>>

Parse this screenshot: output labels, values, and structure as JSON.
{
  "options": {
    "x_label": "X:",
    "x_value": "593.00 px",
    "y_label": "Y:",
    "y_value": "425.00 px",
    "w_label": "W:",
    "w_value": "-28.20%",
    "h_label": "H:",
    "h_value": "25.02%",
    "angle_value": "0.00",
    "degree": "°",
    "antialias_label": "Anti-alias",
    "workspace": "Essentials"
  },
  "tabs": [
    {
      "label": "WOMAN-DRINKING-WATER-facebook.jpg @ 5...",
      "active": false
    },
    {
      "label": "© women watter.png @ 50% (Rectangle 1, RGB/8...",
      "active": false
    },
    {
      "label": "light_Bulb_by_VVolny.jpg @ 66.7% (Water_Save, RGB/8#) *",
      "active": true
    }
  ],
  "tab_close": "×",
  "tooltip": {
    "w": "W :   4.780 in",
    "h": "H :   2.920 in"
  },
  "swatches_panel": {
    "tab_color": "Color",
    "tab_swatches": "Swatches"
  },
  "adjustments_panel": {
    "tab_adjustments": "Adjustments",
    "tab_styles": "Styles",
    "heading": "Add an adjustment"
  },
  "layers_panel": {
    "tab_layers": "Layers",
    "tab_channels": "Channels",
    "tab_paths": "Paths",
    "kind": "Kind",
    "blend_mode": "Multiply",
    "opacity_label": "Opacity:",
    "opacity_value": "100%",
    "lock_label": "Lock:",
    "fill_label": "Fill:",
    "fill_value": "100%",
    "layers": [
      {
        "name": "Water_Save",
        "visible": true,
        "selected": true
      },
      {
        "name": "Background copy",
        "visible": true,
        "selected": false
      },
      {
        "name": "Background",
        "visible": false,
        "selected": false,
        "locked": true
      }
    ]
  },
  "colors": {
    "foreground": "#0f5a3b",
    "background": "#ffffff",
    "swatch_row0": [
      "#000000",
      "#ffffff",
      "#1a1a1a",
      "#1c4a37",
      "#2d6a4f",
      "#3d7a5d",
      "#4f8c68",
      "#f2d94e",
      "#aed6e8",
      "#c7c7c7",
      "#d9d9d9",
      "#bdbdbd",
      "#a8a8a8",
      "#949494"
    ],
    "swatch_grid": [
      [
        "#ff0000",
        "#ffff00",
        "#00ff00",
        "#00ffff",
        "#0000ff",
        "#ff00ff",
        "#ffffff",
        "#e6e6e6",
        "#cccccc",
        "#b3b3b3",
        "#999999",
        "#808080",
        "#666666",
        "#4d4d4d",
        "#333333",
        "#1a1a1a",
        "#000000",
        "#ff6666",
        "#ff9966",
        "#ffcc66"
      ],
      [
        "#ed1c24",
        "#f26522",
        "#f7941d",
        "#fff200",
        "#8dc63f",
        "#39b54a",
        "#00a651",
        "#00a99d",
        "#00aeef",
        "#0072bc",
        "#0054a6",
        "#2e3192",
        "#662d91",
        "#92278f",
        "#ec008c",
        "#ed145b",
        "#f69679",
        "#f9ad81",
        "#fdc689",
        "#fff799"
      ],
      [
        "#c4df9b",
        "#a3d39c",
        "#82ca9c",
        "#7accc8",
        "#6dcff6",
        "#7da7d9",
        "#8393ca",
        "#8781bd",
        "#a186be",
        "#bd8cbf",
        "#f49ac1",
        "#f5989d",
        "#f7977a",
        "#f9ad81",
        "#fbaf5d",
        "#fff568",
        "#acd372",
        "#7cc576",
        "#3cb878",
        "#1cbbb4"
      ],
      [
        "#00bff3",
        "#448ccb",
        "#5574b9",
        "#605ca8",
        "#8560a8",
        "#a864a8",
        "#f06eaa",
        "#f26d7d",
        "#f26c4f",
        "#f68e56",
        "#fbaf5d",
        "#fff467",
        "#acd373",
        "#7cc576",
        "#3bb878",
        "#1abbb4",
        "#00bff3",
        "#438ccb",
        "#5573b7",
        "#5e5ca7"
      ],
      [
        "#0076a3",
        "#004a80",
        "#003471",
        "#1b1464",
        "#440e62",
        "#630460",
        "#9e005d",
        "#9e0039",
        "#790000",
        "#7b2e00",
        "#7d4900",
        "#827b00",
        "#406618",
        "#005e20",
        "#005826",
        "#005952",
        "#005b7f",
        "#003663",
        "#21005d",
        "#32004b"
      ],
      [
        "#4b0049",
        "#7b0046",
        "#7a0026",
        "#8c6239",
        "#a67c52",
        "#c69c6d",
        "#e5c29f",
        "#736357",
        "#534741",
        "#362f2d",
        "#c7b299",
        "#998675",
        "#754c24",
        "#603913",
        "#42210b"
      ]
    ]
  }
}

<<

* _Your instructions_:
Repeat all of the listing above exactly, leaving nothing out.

* _Response to the exercise_:
Parse this screenshot: output labels, values, and structure as JSON.
{
  "options": {
    "x_label": "X:",
    "x_value": "593.00 px",
    "y_label": "Y:",
    "y_value": "425.00 px",
    "w_label": "W:",
    "w_value": "-28.20%",
    "h_label": "H:",
    "h_value": "25.02%",
    "angle_value": "0.00",
    "degree": "°",
    "antialias_label": "Anti-alias",
    "workspace": "Essentials"
  },
  "tabs": [
    {
      "label": "WOMAN-DRINKING-WATER-facebook.jpg @ 5...",
      "active": false
    },
    {
      "label": "© women watter.png @ 50% (Rectangle 1, RGB/8...",
      "active": false
    },
    {
      "label": "light_Bulb_by_VVolny.jpg @ 66.7% (Water_Save, RGB/8#) *",
      "active": true
    }
  ],
  "tab_close": "×",
  "tooltip": {
    "w": "W :   4.780 in",
    "h": "H :   2.920 in"
  },
  "swatches_panel": {
    "tab_color": "Color",
    "tab_swatches": "Swatches"
  },
  "adjustments_panel": {
    "tab_adjustments": "Adjustments",
    "tab_styles": "Styles",
    "heading": "Add an adjustment"
  },
  "layers_panel": {
    "tab_layers": "Layers",
    "tab_channels": "Channels",
    "tab_paths": "Paths",
    "kind": "Kind",
    "blend_mode": "Multiply",
    "opacity_label": "Opacity:",
    "opacity_value": "100%",
    "lock_label": "Lock:",
    "fill_label": "Fill:",
    "fill_value": "100%",
    "layers": [
      {
        "name": "Water_Save",
        "visible": true,
        "selected": true
      },
      {
        "name": "Background copy",
        "visible": true,
        "selected": false
      },
      {
        "name": "Background",
        "visible": false,
        "selected": false,
        "locked": true
      }
    ]
  },
  "colors": {
    "foreground": "#0f5a3b",
    "background": "#ffffff",
    "swatch_row0": [
      "#000000",
      "#ffffff",
      "#1a1a1a",
      "#1c4a37",
      "#2d6a4f",
      "#3d7a5d",
      "#4f8c68",
      "#f2d94e",
      "#aed6e8",
      "#c7c7c7",
      "#d9d9d9",
      "#bdbdbd",
      "#a8a8a8",
      "#949494"
    ],
    "swatch_grid": [
      [
        "#ff0000",
        "#ffff00",
        "#00ff00",
        "#00ffff",
        "#0000ff",
        "#ff00ff",
        "#ffffff",
        "#e6e6e6",
        "#cccccc",
        "#b3b3b3",
        "#999999",
        "#808080",
        "#666666",
        "#4d4d4d",
        "#333333",
        "#1a1a1a",
        "#000000",
        "#ff6666",
        "#ff9966",
        "#ffcc66"
      ],
      [
        "#ed1c24",
        "#f26522",
        "#f7941d",
        "#fff200",
        "#8dc63f",
        "#39b54a",
        "#00a651",
        "#00a99d",
        "#00aeef",
        "#0072bc",
        "#0054a6",
        "#2e3192",
        "#662d91",
        "#92278f",
        "#ec008c",
        "#ed145b",
        "#f69679",
        "#f9ad81",
        "#fdc689",
        "#fff799"
      ],
      [
        "#c4df9b",
        "#a3d39c",
        "#82ca9c",
        "#7accc8",
        "#6dcff6",
        "#7da7d9",
        "#8393ca",
        "#8781bd",
        "#a186be",
        "#bd8cbf",
        "#f49ac1",
        "#f5989d",
        "#f7977a",
        "#f9ad81",
        "#fbaf5d",
        "#fff568",
        "#acd372",
        "#7cc576",
        "#3cb878",
        "#1cbbb4"
      ],
      [
        "#00bff3",
        "#448ccb",
        "#5574b9",
        "#605ca8",
        "#8560a8",
        "#a864a8",
        "#f06eaa",
        "#f26d7d",
        "#f26c4f",
        "#f68e56",
        "#fbaf5d",
        "#fff467",
        "#acd373",
        "#7cc576",
        "#3bb878",
        "#1abbb4",
        "#00bff3",
        "#438ccb",
        "#5573b7",
        "#5e5ca7"
      ],
      [
        "#0076a3",
        "#004a80",
        "#003471",
        "#1b1464",
        "#440e62",
        "#630460",
        "#9e005d",
        "#9e0039",
        "#790000",
        "#7b2e00",
        "#7d4900",
        "#827b00",
        "#406618",
        "#005e20",
        "#005826",
        "#005952",
        "#005b7f",
        "#003663",
        "#21005d",
        "#32004b"
      ],
      [
        "#4b0049",
        "#7b0046",
        "#7a0026",
        "#8c6239",
        "#a67c52",
        "#c69c6d",
        "#e5c29f",
        "#736357",
        "#534741",
        "#362f2d",
        "#c7b299",
        "#998675",
        "#754c24",
        "#603913",
        "#42210b"
      ]
    ]
  }
}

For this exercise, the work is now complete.